Target Painters are the black sheep of the EWar family. Instead of incapacitating their target, they provide bonuses to any ship attacking it. Unfortunately, their bonuses really suck, and they do not amplify damage enough to make them worth using, even in fleet battles. Except for a few rare PvE cases, it is better to fit something else.
How They Work
Target painters work by increasing the signature radius of a target. The two major benefits of this are increased damage and decreased targeting time. The problem with the latter benefit is that targeting times do not change once targeting has begun; in other words, if you are in the process of targeting an opponent and someone then paints it, your targeting time will not decrease.
Missile weapons have an explosion radius; if the target's signature radius is less than the explosion radius, the damage done to the target will be reduced. Target painters allow heavier missiles (such as torpedoes) to do their full damage against smaller targets (like frigates). This isn't really useful in fleet combat because missiles are so unpopular in that setting, and missiles that are not cruise missiles still less (cruise missiles function well against small targets).
For turret weapons, target painters' increase of the target's signature radius makes it easier to hit. This can often translate to higher damage done to that target. But, if the target is already fairly large, an even larger signature radius will have no functional effect. If you target paint a smaller ship that battleships usually have trouble hitting, you need to coordinate with those battleships because it is difficult to tell if a ship is target painted in the heat of battle.
If You Insist On Being Stupid
Target painters lack the power of Tracking Disruptors or ECM, and flexibility of RSDs. If, despite all this, you are intent on using target painters, try to focus on small, fast-moving, high-value targets like interdictors, interceptors, fighters, and HACs. You are going to be disappointed. Caracals and Comorants can comedy fit a target painter easily, but these ships are awful for fleet fights in general. Vigils and Bellicosii would be better fit as tacklers.
The Rare Times a Target Painter is Useful in PVP
Target painters are generally only useful in PVP when you have a weapon type that is shooting at a ship that is much smaller than the weapon types intended target size. In theory this can include BS shooting at frigates/cruisers; but in PVP the higher target speeds mean the target painter just isn't enough since it won't help the missiles/guns hit in the first place.

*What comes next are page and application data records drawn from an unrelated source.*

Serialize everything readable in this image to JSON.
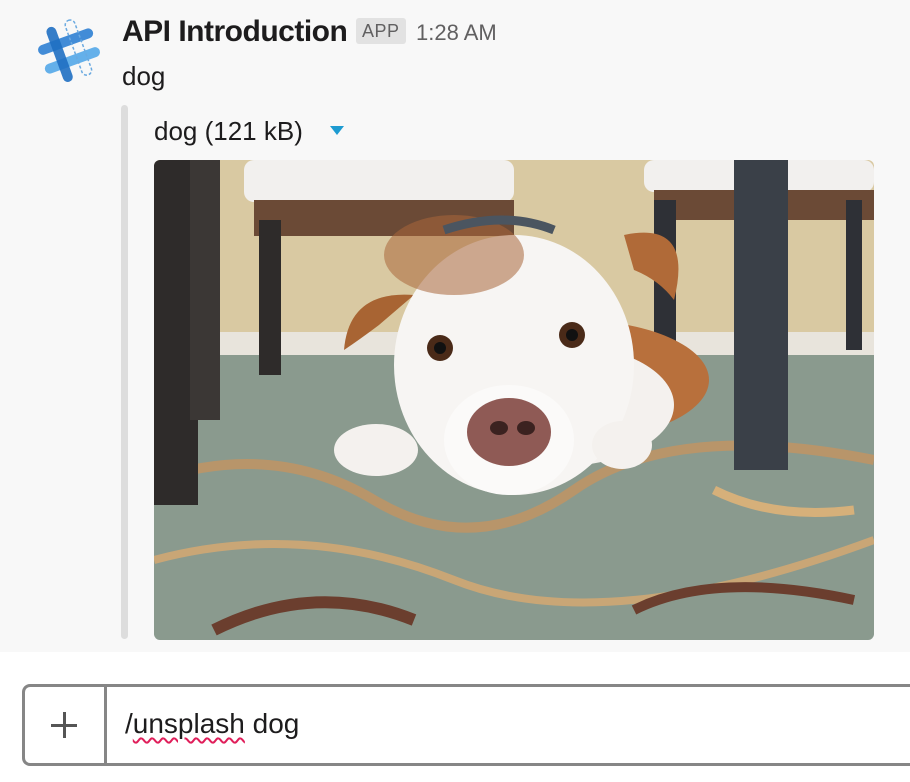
{
  "message": {
    "sender": "API Introduction",
    "badge": "APP",
    "timestamp": "1:28 AM",
    "text": "dog",
    "attachment": {
      "title": "dog (121 kB)",
      "caret_icon": "caret-down-icon",
      "image_subject": "dog-photo"
    }
  },
  "composer": {
    "add_icon": "plus-icon",
    "input_prefix": "/",
    "input_misspelled": "unsplash",
    "input_rest": " dog"
  },
  "colors": {
    "accent": "#1d9bd1",
    "spellcheck": "#e01e5a",
    "border": "#868686"
  }
}
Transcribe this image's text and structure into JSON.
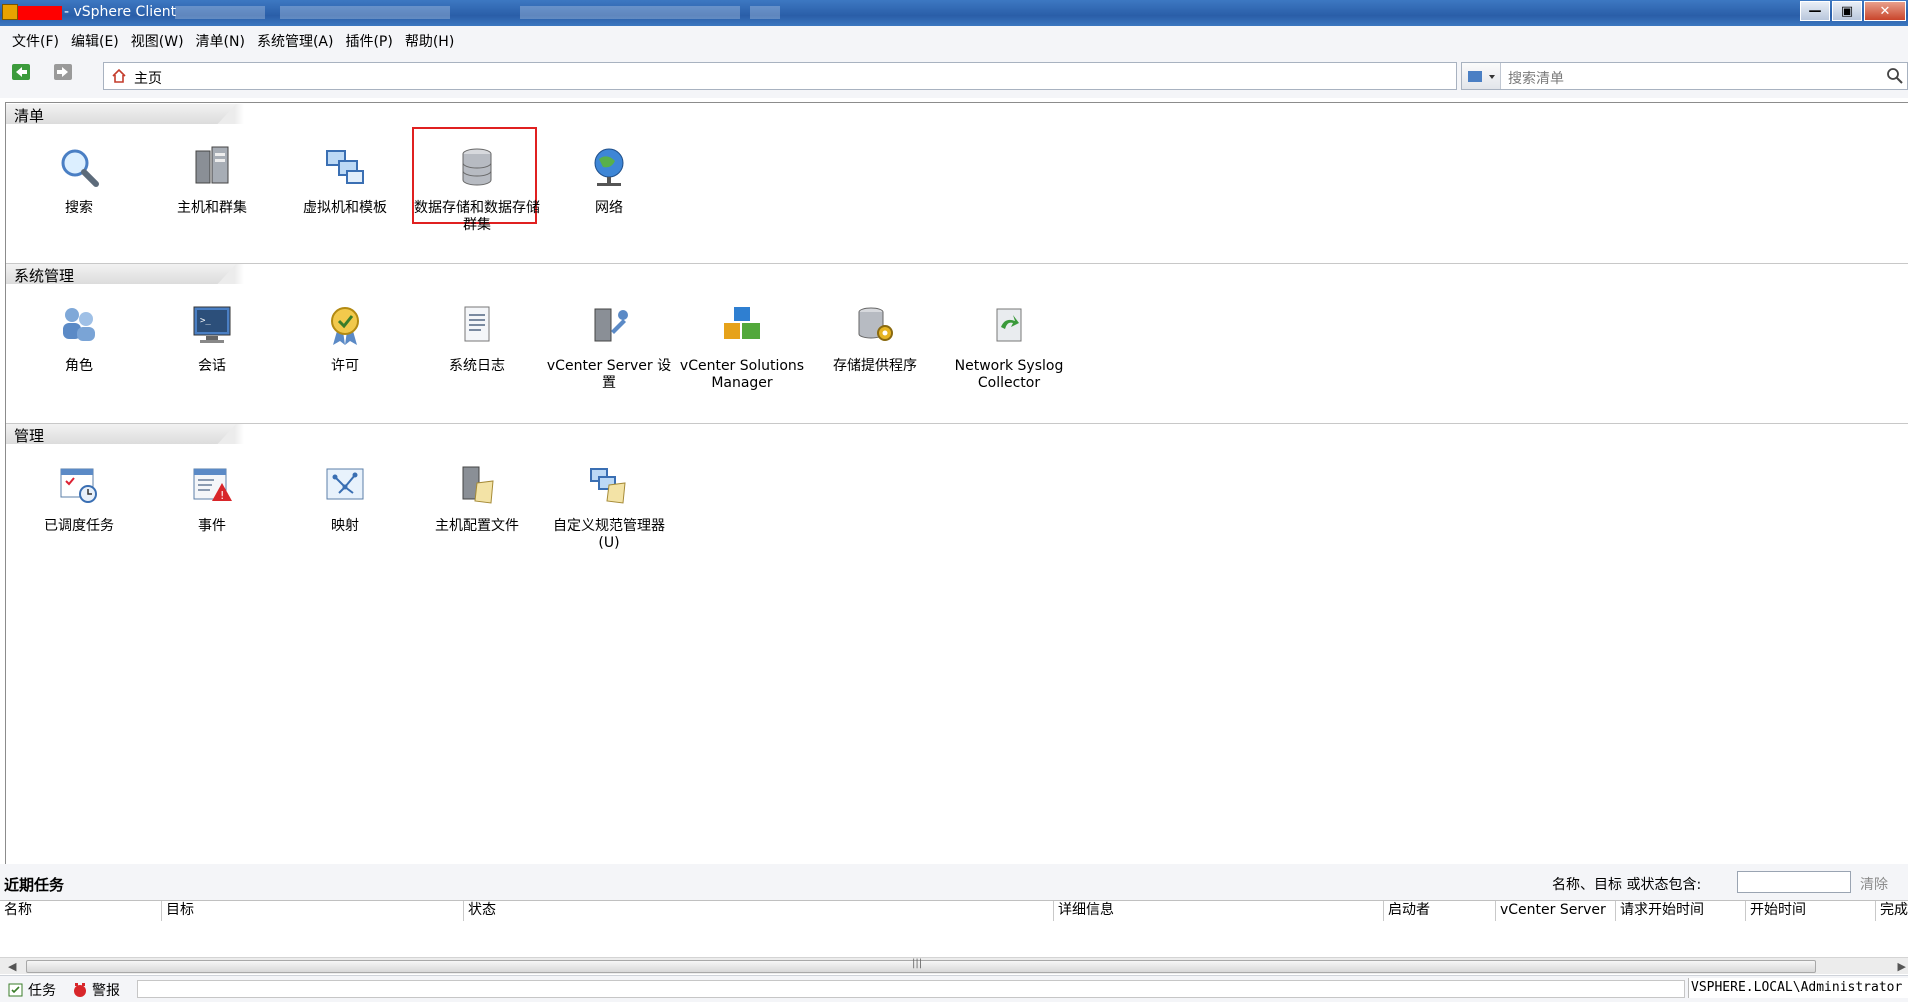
{
  "window": {
    "title": "- vSphere Client"
  },
  "menu": [
    "文件(F)",
    "编辑(E)",
    "视图(W)",
    "清单(N)",
    "系统管理(A)",
    "插件(P)",
    "帮助(H)"
  ],
  "address": {
    "text": "主页"
  },
  "search": {
    "placeholder": "搜索清单"
  },
  "sections": {
    "inventory": {
      "title": "清单",
      "items": [
        "搜索",
        "主机和群集",
        "虚拟机和模板",
        "数据存储和数据存储群集",
        "网络"
      ]
    },
    "administration": {
      "title": "系统管理",
      "items": [
        "角色",
        "会话",
        "许可",
        "系统日志",
        "vCenter Server 设置",
        "vCenter Solutions Manager",
        "存储提供程序",
        "Network Syslog Collector"
      ]
    },
    "management": {
      "title": "管理",
      "items": [
        "已调度任务",
        "事件",
        "映射",
        "主机配置文件",
        "自定义规范管理器(U)"
      ]
    }
  },
  "recent_tasks": {
    "title": "近期任务",
    "filter_label": "名称、目标 或状态包含:",
    "clear_label": "清除",
    "columns": [
      "名称",
      "目标",
      "状态",
      "详细信息",
      "启动者",
      "vCenter Server",
      "请求开始时间",
      "开始时间",
      "完成"
    ]
  },
  "statusbar": {
    "tasks": "任务",
    "alarms": "警报",
    "user": "VSPHERE.LOCAL\\Administrator"
  },
  "colors": {
    "highlight": "#e02020",
    "titlebar": "#2a5ea8"
  }
}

It may be useful to fit target painters when using capitals or working in tandem with them.
Target painters may be useful when friendly dreadnoughts are engaging enemy battleships, but this almost never happens and you will be called a useless faggot for bringing target painters on any op that doesn't involve intentional suicide, and even on those you'll be called a faggot for fitting a target painter. It might be conceivable that target painters could offer some benefit to a hypothetical close-range torpedo raven, but as these are not popular it is very unlikely.
It's OK to fit a Target Painter in PvE
Many ratting Ravens carry a target painter, as they significantly increase the damage from torpedoes. The DPS increase is typically ~15% when firing at battleships, and up to a massive 30% when firing at battlecruisers and cruisers --this is more than any single lowslot damage module can offer.